What is claimed is:

In a device for producing electronic components by the evaporation of material from a vapor coating source in a vacuum chamber, a masking device comprising:

a shaft,

a cylindrical drum rotatably mounted on said shaft,

fastening means on the outer periphery of said cylindrical drum for holding a plurality of substrates, first and second rotatably mounted spools,

a first mask of thin material having at least two sets of apertures therein, said mask being engageable with at least one of said substrates on the outer periphery of said cylindrical drum, one end of said mask being attached to said first spool and the other end of said mask being attached to said second spool,
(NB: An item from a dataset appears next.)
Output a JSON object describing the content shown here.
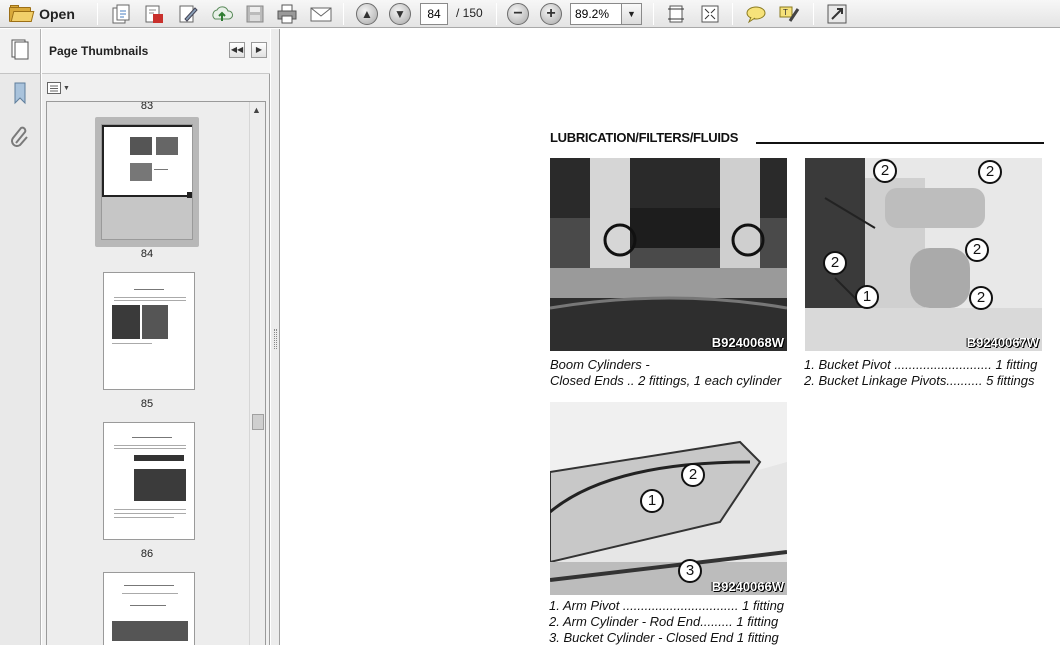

third and fourth rotatably mounted spools, and a second mask of thin material having an enlarged aperture therein, one end of said second mask being attached to said third spool and another end of said second mask being attached to said fourth spool whereby said second mask is adaptable for covering the apertures of said first mask.

References Cited bythe Examiner UNITED STATES PATENTS WILLIAM D. MARTIN, Primary Examiner.



Patent Citations
Cited PatentFiling datePublication dateApplicantTitle
US2610606 *Feb 24, 1949Sep 16, 1952Polytechnic Inst BrooklynApparatus for the formation of metallic films by thermal evaporation
US2848359 *Jun 20, 1955Aug 19, 1958Gen Am TransportMethods of making printed electric circuits
US2898241 *Dec 4, 1956Aug 4, 1959Telephone Mfg Co LtdManufacturing processes
US2948261 *Dec 7, 1956Aug 9, 1960Western Electric CoApparatus for producing printed wiring by metal vaporization
US3023727 *Sep 10, 1959Mar 6, 1962IbmSubstrate processing apparatus
Referenced by
Citing PatentFiling datePublication dateApplicantTitle
US3327683 *Mar 4, 1966Jun 27, 1967Kerecman Albert JVapor deposition device with traveling mask
US3356069 *May 16, 1966Dec 5, 1967Conforming Matrix CorpSpray painting apparatus including a workholder, mask and aligning means therefor
US3502051 *Sep 1, 1966Mar 24, 1970Adams George DVacuum deposition apparatus
US3503796 *Mar 17, 1967Mar 31, 1970Plessey Co LtdThin film circuits
US3506481 *Oct 13, 1965Apr 14, 1970Monsanto CoClosely matched sinusoidal shaped resistor elements and method of making
US3510349 *Nov 15, 1966May 5, 1970Us Air ForceVacuum deposited interconnection matrix
US3511212 *May 16, 1968May 12, 1970Du PontVapor deposition apparatus including a polyimide containing mask
US3675617 *Nov 16, 1970Jul 11, 1972Continental Can CoPigmented outside side striper
US3735728 *Dec 1, 1971May 29, 1973Andvari IncApparatus for continuous vacuum deposition
US3865031 *Feb 26, 1973Feb 11, 1975IbmInk spray printer
US3885520 *Mar 8, 1974May 27, 1975Krumme John FVapor deposition apparatus with rotatable ring mask
US4096821 *Dec 13, 1976Jun 27, 1978Westinghouse Electric Corp.System for fabricating thin-film electronic components
US4239000 *Jun 28, 1978Dec 16, 1980Kobe Steel, LimitedSelectively blocked matrix-form stencil and method of use
US4508049 *Oct 22, 1979Apr 2, 1985Siemens AktiengesellschaftMethod and a device for the production of electrical components, in particular laminated capacitors
US4519339 *Jan 19, 1982May 28, 1985Sovonics Solar SystemsContinuous amorphous solar cell production system
DE3040493A1 *Oct 28, 1980Oct 8, 1981Babcock & Wilcox CoSoldering of glass to other objects, esp. to nickel- iron alloy - where each part is coated with chromium, nickel, and gold, before being joined by eutectic tin-silver solder
U.S. Classification118/721, 101/35, 427/58, 101/121, 427/250, 101/115, 118/50, 118/301, 427/96.8
International ClassificationH01L49/02, C23C14/04, A01G13/06
Cooperative ClassificationH01L49/02, A01G13/06, C23C14/042
European ClassificationH01L49/02, C23C14/04B, A01G13/06